Charlotte Mason Fundamentals
The ideas of Charlotte Mason (1842-1923), an English author, philosopher and educator, are the basis of Ambleside School’s method of education. This British Educator founded a teacher training college in Ambleside, England, inspired the creation of the Parents’ National Education Union, and shaped the work of education in hundreds of primary and secondary schools worldwide. Her ideas are set forth extensively in six volumes—Home Education, Parents and Children, School Education, Ourselves, Formation of Character, and A Philosophy of Education.
Education as Vital, Dynamic, Living
Real learning occurs when the learner wonders, asks why and how. At Ambleside School the teachers cultivate an atmosphere that is rich in great ideas and stimulates thought and dialogue. The teacher places the very best books before her students, books rich in content and ideas, books that engage the mind and imagination. Through the use of these “living books” students interact with authors, scientists, mathematicians, philosophers, historians, artists, poets, and explorers. Learn more about a “living education” here.
The Infinite Dignity and Potential of Each Child
Because students are born in God’s image, they are born with a great potential for a fruitful life full of varied interests and relationships. At Ambleside School, students are not identified or limited by their strengths or weaknesses. All students participate in a broad and rigorous curriculum where they calculate, solve, attend, explore, ponder, recite, paint and sing. The expectation that prevails within the school is that all students will learn and grow to their full potential as persons and attain their vast inheritance in Christ.
A Non-Competitive, Stimulating Atmosphere
Administration, faculty and students are held to the highest standard in their way of relating to one another. In an atmosphere of sincerity and truth, students are free to learn for the pleasure of knowing. Students do not compete with their peers for rank, grades or prizes. Learning is the focus, not besting a classmate. Great ideas, great works of literature, great works of art, the glory of the created world, and the common experiences of life are placed before the students to observe, explore and understand.
The Priority of the Relational Life
Students live in relationship with God, self, others, the world of ideas, and all of creation.
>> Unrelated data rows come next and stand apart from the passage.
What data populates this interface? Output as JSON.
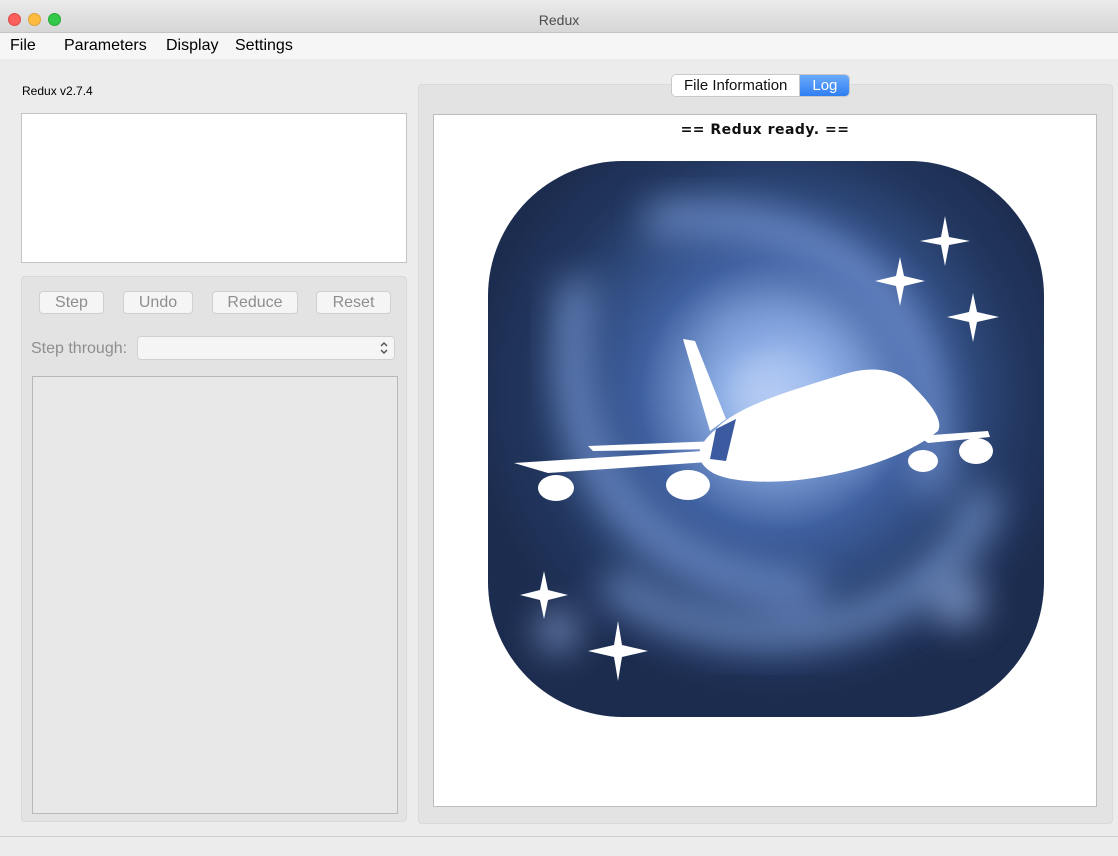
{
  "window": {
    "title": "Redux"
  },
  "menu": [
    "File",
    "Parameters",
    "Display",
    "Settings"
  ],
  "left": {
    "version": "Redux v2.7.4",
    "buttons": {
      "step": "Step",
      "undo": "Undo",
      "reduce": "Reduce",
      "reset": "Reset"
    },
    "step_through_label": "Step through:",
    "step_through_value": ""
  },
  "tabs": {
    "file_info": "File Information",
    "log": "Log",
    "active": "Log"
  },
  "log": {
    "message": "== Redux ready. =="
  },
  "logo": {
    "bg_dark": "#1e2f57",
    "bg_light": "#8eaee0",
    "fg": "#ffffff"
  }
}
Teachers cultivate these relationships through a broad and challenging curriculum, and all members of the school community are expected to relate according to the principles of Jesus Christ. Ambleside School adheres to the principles God has established for human relationships and recognizes both the authority and the responsibility given to leaders.
The Discipline of Habit
At Ambleside School, we consider the process of student work as important as the end product. Rather than developing persons who are able to study well for the next exam, we are interested in helping students develop a life of study. The teacher is to ask such questions as: Did she pay attention? Did he put forth effort? And was she thorough? We believe school is a place to develop habits that will serve students throughout their lives.
While recognizing that students have various levels of gifting, it is the expectation of Ambleside administration and faculty that every student will develop the habits necessary for producing work of the highest quality, and will grow into the fullness of their God-given potential.
The Importance of Delight and of Struggle
Students will naturally delight in the feast of great ideas set before them. They will savor them and grow in the ability to enjoy and celebrate their relations with persons, ideas, and creation. But they will also at times struggle. We consider the struggle to be as essential to the learning process as the delight. Students must learn to labor with problems not yet grasped, to remain on task when uncertain of the outcome, to struggle to completion when mind and hand are tired, to experience the rewards and negative consequences of their actions. There will be no growth in character without the struggle.
Foremost among the enemies of the delight and the struggle necessary for the cultivation of a learner are entertainment and indulgence. In the classroom, entertainment and indulgence both encourage passivity. To grow, a student must be strenuously engaged in the work of learning.